Work request: Where a line holds the word "like", copy it from the records.

Available data:
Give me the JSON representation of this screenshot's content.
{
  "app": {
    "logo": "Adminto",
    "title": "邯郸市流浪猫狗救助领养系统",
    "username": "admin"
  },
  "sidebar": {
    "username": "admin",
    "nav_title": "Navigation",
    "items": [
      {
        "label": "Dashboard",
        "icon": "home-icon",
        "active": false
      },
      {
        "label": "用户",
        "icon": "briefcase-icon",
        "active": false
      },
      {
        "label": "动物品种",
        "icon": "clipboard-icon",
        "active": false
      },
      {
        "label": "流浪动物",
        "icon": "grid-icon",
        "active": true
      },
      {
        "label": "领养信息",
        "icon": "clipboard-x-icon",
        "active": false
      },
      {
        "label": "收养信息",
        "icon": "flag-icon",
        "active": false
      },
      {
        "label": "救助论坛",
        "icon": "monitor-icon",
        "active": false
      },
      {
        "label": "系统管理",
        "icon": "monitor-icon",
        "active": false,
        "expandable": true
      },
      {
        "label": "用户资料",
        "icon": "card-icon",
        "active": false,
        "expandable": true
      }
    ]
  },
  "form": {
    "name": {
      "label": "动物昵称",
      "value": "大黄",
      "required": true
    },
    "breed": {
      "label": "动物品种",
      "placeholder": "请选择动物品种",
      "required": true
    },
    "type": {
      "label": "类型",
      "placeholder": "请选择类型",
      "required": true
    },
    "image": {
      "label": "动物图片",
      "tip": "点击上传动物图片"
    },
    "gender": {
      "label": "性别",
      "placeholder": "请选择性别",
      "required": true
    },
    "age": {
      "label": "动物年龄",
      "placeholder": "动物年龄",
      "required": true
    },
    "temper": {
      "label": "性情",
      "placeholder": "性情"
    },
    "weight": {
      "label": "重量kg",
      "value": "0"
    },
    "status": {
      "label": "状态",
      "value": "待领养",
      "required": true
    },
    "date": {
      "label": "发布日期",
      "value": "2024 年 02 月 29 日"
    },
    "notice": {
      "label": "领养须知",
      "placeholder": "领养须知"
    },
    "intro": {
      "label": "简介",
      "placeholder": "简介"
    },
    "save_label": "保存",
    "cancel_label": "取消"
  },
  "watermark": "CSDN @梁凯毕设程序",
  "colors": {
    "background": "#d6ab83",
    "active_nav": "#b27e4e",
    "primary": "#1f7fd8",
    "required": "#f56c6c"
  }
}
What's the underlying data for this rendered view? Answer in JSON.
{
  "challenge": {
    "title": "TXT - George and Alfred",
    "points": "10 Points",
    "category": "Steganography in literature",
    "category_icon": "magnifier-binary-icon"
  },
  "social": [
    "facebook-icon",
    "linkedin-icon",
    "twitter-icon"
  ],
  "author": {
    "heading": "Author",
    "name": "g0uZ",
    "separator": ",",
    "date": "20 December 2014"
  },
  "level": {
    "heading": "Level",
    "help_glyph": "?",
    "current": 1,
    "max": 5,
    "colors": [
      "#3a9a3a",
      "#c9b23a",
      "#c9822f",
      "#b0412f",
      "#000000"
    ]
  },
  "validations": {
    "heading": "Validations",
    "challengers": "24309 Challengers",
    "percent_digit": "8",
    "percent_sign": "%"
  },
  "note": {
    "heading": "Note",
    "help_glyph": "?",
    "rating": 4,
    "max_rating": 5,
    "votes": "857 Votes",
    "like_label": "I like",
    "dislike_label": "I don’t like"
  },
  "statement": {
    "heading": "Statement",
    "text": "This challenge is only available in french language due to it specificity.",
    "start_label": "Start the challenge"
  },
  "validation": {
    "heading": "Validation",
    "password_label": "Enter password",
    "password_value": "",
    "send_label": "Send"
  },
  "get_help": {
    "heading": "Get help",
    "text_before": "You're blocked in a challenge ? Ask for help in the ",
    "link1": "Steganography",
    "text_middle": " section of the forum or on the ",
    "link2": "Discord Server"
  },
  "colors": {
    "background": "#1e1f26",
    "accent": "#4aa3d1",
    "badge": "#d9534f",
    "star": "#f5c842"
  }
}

Finished task:
    "like_label": "I like",
    "dislike_label": "I don’t like"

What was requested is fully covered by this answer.